Excerpts from Jim Conrad's
Naturalist Newsletter

Wild Yam, DIOSCOREA VILLOSA, capsules in winter

from the April 19, 2015 Newsletter issued from Calhoun, McLean County, Kentucky, USA

During these super-green days, at woods edges, often you see arm-long clusters of dried-up, papery fruiting capsules on dried-up, herbaceous, viney stems, as shown above.

The capsules are neatly three-winged, and when they're mature they open at their bottoms and seeds fall out, normally six or so in number. Below, you can see a split-open capsule:

Wild Yam, DIOSCOREA VILLOSA, capsule

This vine is one of several species usually called Wild Yam, also Yam Root, Winged Yam, Colic Root and other such names. It's DIOSCOREA VILLOSA, a member of what's often referred to as the Yam Family, the Dioscoreaceae. That's a monocot family, meaning that it's more closely related to grasses and lilies than to plants like morning glories and maples. This can be a little surprising, since the vine's leaves, when present, are broad and heart-shaped, with veins that aren't parallel with one another, like those of grasses.

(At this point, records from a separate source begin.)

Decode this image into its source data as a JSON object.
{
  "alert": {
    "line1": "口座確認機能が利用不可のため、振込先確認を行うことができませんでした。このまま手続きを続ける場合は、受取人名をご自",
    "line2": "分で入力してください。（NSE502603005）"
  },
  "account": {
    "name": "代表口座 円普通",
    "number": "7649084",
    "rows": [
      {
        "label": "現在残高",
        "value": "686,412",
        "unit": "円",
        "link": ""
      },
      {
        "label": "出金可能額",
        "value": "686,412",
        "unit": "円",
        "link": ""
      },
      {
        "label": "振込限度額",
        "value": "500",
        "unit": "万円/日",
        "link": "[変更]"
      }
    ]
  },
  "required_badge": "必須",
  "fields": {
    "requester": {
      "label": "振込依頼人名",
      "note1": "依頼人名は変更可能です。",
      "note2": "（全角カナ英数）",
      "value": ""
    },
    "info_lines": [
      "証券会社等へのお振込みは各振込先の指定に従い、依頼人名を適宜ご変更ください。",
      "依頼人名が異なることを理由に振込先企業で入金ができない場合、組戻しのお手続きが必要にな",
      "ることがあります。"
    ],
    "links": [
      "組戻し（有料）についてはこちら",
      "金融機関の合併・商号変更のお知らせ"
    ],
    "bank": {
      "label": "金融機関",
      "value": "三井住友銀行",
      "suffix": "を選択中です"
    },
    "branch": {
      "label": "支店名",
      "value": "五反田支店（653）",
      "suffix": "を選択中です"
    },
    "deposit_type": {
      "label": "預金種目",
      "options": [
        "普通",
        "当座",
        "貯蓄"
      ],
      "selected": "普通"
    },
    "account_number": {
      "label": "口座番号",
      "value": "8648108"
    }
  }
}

With "yam" in its name, you might expect that the vine arises from edible underground parts. That's true, for its tuber-like rhizomes -- rhizomes being horizontal underground stems -- are indeed edible, at least when cooked. However, years ago when I followed some Wild Yam stems to the ground and dug up the rhizomes, I found them to be so small and hard that making a meal of them was out of the question. I read that under cultivation the vine's yams can grow fairly large -- even very large. But wild Wild Yam "yams" found at woods' edges in our western Kentucky bottomlands definitely aren't big ones.

Another name used for Wild Yam is Colic Root, for traditionally the vine was highly regarded as medicinal. The rhizomes contain the compound diosgenin, which is used to manufacture certain steroid drugs such as progesterone, used as contraceptives and against such diseases as asthma and arthritis.